Political violence: Is America headed for a divorce?
The neighbors of a mass shooter can usually be counted on to mumble shell-shocked clichés about how “normal” he seemed, said Christopher Ingraham in WashingtonPost.com. But after James Hodgkinson opened fire last week on House Republicans as they practiced for a baseball game, one of his Belleville, Ill., neighbors made a comment that “speaks volumes about political culture in the United States.” The neighbor said he rarely spoke to Hodgkinson for one simple reason: “‘He was a Democrat and I was a Republican, so we didn’t have too much to talk about.’” This is what America has become in 2017: a land where we are “partisans first and neighbors second.” We’re now a nation where more than 40 percent of Republicans and Democrats say the other party is “a threat to the nation’s well-being,” and where seething extremists like Hodgkinson, who constantly vented his partisan bile on his Facebook page, are so commonplace that no one bats an eyelid until the first shot rings out. Hostilities between militant liberals and resentful traditionalists have been intensifying for decades, said J. Robert Smith in AmericanThinker.com. As summer comes on, is that “long cold civil war” about to “finally turn hot?”
Americans may seem “polarized and violent” at the moment, said Jeet Heer in NewRepublic.com, but that’s because we always have been. Let’s not forget that this nation was founded on the mass slaughter of Native Americans and the sweat of slaves dragged here in chains and whipped into subservience. We’ve endured a Civil War that cost more than 600,000 lives, and countless race riots, racial murders, and politically motivated bombings. Four of our presidents were assassinated, and many more survived thwarted attempts. “Violence is part of our collective political DNA,” said Steve Chapman in the Chicago Tribune. America was born in the bloodshed of the Revolution, and we’ve always had rabid ideologues with “fervent faith in the purifying value of guns, ropes, and bombs.” It may be small comfort, but the hateful rhetoric and violence surrounding us are hardly aberrations or unique to the Trump era.

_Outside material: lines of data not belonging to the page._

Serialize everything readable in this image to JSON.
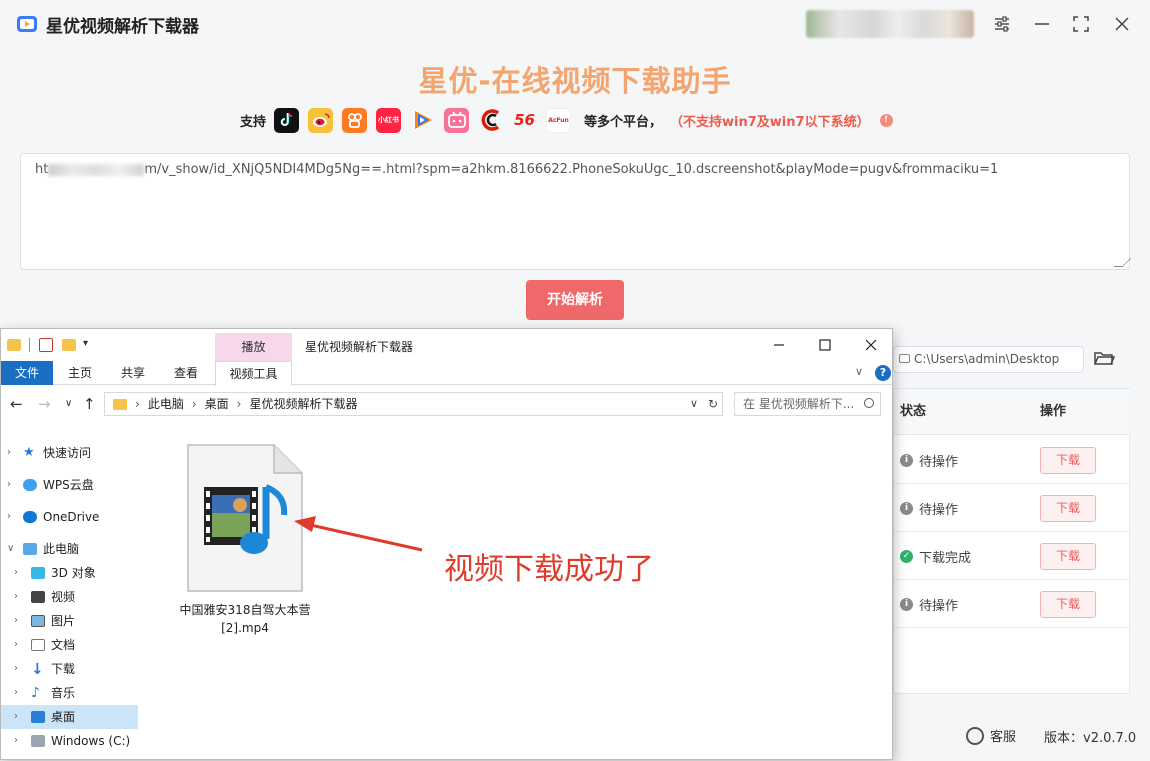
{
  "app": {
    "name": "星优视频解析下载器",
    "banner_title": "星优-在线视频下载助手",
    "window_controls": [
      "settings-icon",
      "minimize-icon",
      "maximize-icon",
      "close-icon"
    ]
  },
  "platforms": {
    "support_label": "支持",
    "logos": [
      "tiktok-icon",
      "weibo-icon",
      "kuaishou-icon",
      "xiaohongshu-icon",
      "tencent-video-icon",
      "bilibili-icon",
      "cctv-icon",
      "56-icon",
      "acfun-icon"
    ],
    "pf_56_text": "56",
    "pf_xhs_text": "小红书",
    "pf_acfun_text": "AcFun",
    "more_label": "等多个平台，",
    "warning": "（不支持win7及win7以下系统）"
  },
  "url_input": {
    "prefix": "ht",
    "suffix": "m/v_show/id_XNjQ5NDI4MDg5Ng==.html?spm=a2hkm.8166622.PhoneSokuUgc_10.dscreenshot&playMode=pugv&frommaciku=1"
  },
  "parse_button": "开始解析",
  "save_path": "C:\\Users\\admin\\Desktop",
  "task_table": {
    "headers": {
      "status": "状态",
      "action": "操作"
    },
    "rows": [
      {
        "status": "待操作",
        "status_kind": "info",
        "action": "下载"
      },
      {
        "status": "待操作",
        "status_kind": "info",
        "action": "下载"
      },
      {
        "status": "下载完成",
        "status_kind": "success",
        "action": "下载"
      },
      {
        "status": "待操作",
        "status_kind": "info",
        "action": "下载"
      }
    ]
  },
  "footer": {
    "service": "客服",
    "version": "版本：v2.0.7.0"
  },
  "explorer": {
    "title": "星优视频解析下载器",
    "context_tab_group": "播放",
    "tabs": [
      "文件",
      "主页",
      "共享",
      "查看",
      "视频工具"
    ],
    "breadcrumb": [
      "此电脑",
      "桌面",
      "星优视频解析下载器"
    ],
    "search_placeholder": "在 星优视频解析下...",
    "nav": [
      {
        "label": "快速访问"
      },
      {
        "label": "WPS云盘"
      },
      {
        "label": "OneDrive"
      },
      {
        "label": "此电脑"
      },
      {
        "label": "3D 对象"
      },
      {
        "label": "视频"
      },
      {
        "label": "图片"
      },
      {
        "label": "文档"
      },
      {
        "label": "下载"
      },
      {
        "label": "音乐"
      },
      {
        "label": "桌面"
      },
      {
        "label": "Windows (C:)"
      }
    ],
    "file": {
      "name_line1": "中国雅安318自驾大本营",
      "name_line2": "[2].mp4"
    }
  },
  "annotation": "视频下载成功了",
  "colors": {
    "accent": "#f0696a",
    "banner": "#f4a46e",
    "warning": "#f05a4a",
    "explorer_blue": "#1a6fc4",
    "success": "#2fb36b"
  }
}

Previous generations had their differences, said Niall Stanage in TheHill.com, but they didn’t have the internet or cable TV. Today Americans “choose their news from sources that conform with their existing ideological leanings,” then get further hardened in their positions by the echo chambers of social media. The result is that extremists now dominate the debate, and “partisan enmity” continues to grow. Our political tribes really do fear and loathe each other, said Emily Badger and Niraj Chokshi in NYTimes.com. A Pew poll last year found that 68 percent of Republicans and 62 percent of Democrats are motivated less by their party’s ideas than by the fear the other party’s policies would ruin the country.
This won’t end well, said David French in NationalReview.com, but it needn’t be bloody. Red and Blue America are already sorting themselves into distinct geographical areas, which may provide some grim hope. More likely than a second Civil War is a “national divorce,” in which the two sides embrace strong states’ rights and live by their own laws and mores in “ideologically homogenous enclaves.” It’s too soon to give up on the idea of a politically diverse America, said Kevin Williamson, also in NationalReview.com, but “we all have some work to do,” starting with a simple acknowledgment that our political opponents are as American and well-intentioned as we are. In such angry times, it can be easy to forget that “nobody said being free would be easy.” ■